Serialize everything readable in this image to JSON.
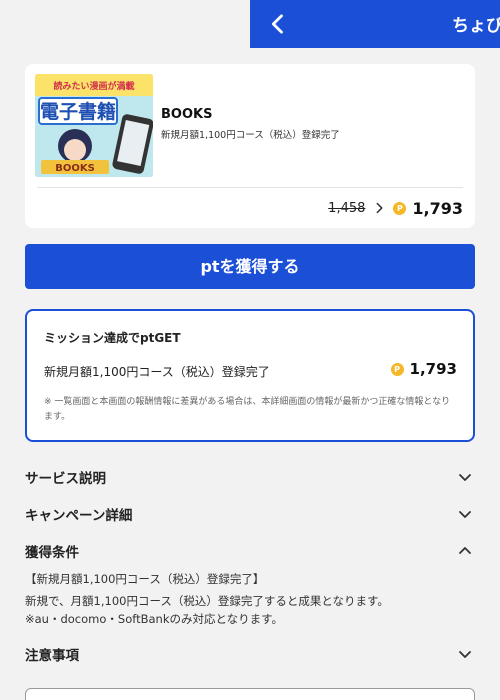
{
  "header": {
    "title": "ちょび"
  },
  "offer": {
    "thumb_caption": "読みたい漫画が満載",
    "thumb_title": "電子書籍",
    "thumb_books": "BOOKS",
    "name": "BOOKS",
    "description": "新規月額1,100円コース（税込）登録完了",
    "old_price": "1,458",
    "new_price": "1,793",
    "coin_label": "P"
  },
  "get_button": {
    "label": "ptを獲得する"
  },
  "mission": {
    "title": "ミッション達成でptGET",
    "condition": "新規月額1,100円コース（税込）登録完了",
    "reward": "1,793",
    "coin_label": "P",
    "note": "※ 一覧画面と本画面の報酬情報に差異がある場合は、本詳細画面の情報が最新かつ正確な情報となります。"
  },
  "accordions": {
    "service": {
      "label": "サービス説明",
      "expanded": false
    },
    "campaign": {
      "label": "キャンペーン詳細",
      "expanded": false
    },
    "conditions": {
      "label": "獲得条件",
      "expanded": true,
      "heading": "【新規月額1,100円コース（税込）登録完了】",
      "line1": "新規で、月額1,100円コース（税込）登録完了すると成果となります。",
      "line2": "※au・docomo・SoftBankのみ対応となります。"
    },
    "notes": {
      "label": "注意事項",
      "expanded": false
    }
  },
  "colors": {
    "accent": "#1a4fd6",
    "coin": "#f5b728",
    "background": "#f2f2f2"
  }
}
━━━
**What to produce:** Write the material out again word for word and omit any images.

**Output for this task:**
Serialize everything readable in this image to JSON.
{
  "header": {
    "title": "ちょび"
  },
  "offer": {
    "thumb_caption": "読みたい漫画が満載",
    "thumb_title": "電子書籍",
    "thumb_books": "BOOKS",
    "name": "BOOKS",
    "description": "新規月額1,100円コース（税込）登録完了",
    "old_price": "1,458",
    "new_price": "1,793",
    "coin_label": "P"
  },
  "get_button": {
    "label": "ptを獲得する"
  },
  "mission": {
    "title": "ミッション達成でptGET",
    "condition": "新規月額1,100円コース（税込）登録完了",
    "reward": "1,793",
    "coin_label": "P",
    "note": "※ 一覧画面と本画面の報酬情報に差異がある場合は、本詳細画面の情報が最新かつ正確な情報となります。"
  },
  "accordions": {
    "service": {
      "label": "サービス説明",
      "expanded": false
    },
    "campaign": {
      "label": "キャンペーン詳細",
      "expanded": false
    },
    "conditions": {
      "label": "獲得条件",
      "expanded": true,
      "heading": "【新規月額1,100円コース（税込）登録完了】",
      "line1": "新規で、月額1,100円コース（税込）登録完了すると成果となります。",
      "line2": "※au・docomo・SoftBankのみ対応となります。"
    },
    "notes": {
      "label": "注意事項",
      "expanded": false
    }
  },
  "colors": {
    "accent": "#1a4fd6",
    "coin": "#f5b728",
    "background": "#f2f2f2"
  }
}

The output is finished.